MATERIAL SUPPLIED START
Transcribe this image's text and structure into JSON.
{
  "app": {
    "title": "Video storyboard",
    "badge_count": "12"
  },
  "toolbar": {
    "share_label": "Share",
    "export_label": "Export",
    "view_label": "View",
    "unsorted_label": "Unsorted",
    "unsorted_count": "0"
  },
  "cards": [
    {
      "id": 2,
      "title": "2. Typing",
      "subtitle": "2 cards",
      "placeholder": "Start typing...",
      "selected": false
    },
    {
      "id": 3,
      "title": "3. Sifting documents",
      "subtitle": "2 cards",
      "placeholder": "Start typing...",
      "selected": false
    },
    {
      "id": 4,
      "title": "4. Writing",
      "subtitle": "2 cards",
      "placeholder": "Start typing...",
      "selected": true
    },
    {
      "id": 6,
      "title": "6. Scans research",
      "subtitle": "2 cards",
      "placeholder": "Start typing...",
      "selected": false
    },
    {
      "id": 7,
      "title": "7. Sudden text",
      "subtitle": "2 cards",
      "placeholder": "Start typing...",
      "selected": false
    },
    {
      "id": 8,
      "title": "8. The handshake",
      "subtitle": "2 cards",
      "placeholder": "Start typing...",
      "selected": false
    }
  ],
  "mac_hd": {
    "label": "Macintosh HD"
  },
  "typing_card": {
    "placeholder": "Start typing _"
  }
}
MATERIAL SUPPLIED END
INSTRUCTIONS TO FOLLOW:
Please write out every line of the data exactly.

SOLVED EXERCISE:
Transcribe this image's text and structure into JSON.
{
  "app": {
    "title": "Video storyboard",
    "badge_count": "12"
  },
  "toolbar": {
    "share_label": "Share",
    "export_label": "Export",
    "view_label": "View",
    "unsorted_label": "Unsorted",
    "unsorted_count": "0"
  },
  "cards": [
    {
      "id": 2,
      "title": "2. Typing",
      "subtitle": "2 cards",
      "placeholder": "Start typing...",
      "selected": false
    },
    {
      "id": 3,
      "title": "3. Sifting documents",
      "subtitle": "2 cards",
      "placeholder": "Start typing...",
      "selected": false
    },
    {
      "id": 4,
      "title": "4. Writing",
      "subtitle": "2 cards",
      "placeholder": "Start typing...",
      "selected": true
    },
    {
      "id": 6,
      "title": "6. Scans research",
      "subtitle": "2 cards",
      "placeholder": "Start typing...",
      "selected": false
    },
    {
      "id": 7,
      "title": "7. Sudden text",
      "subtitle": "2 cards",
      "placeholder": "Start typing...",
      "selected": false
    },
    {
      "id": 8,
      "title": "8. The handshake",
      "subtitle": "2 cards",
      "placeholder": "Start typing...",
      "selected": false
    }
  ],
  "mac_hd": {
    "label": "Macintosh HD"
  },
  "typing_card": {
    "placeholder": "Start typing _"
  }
}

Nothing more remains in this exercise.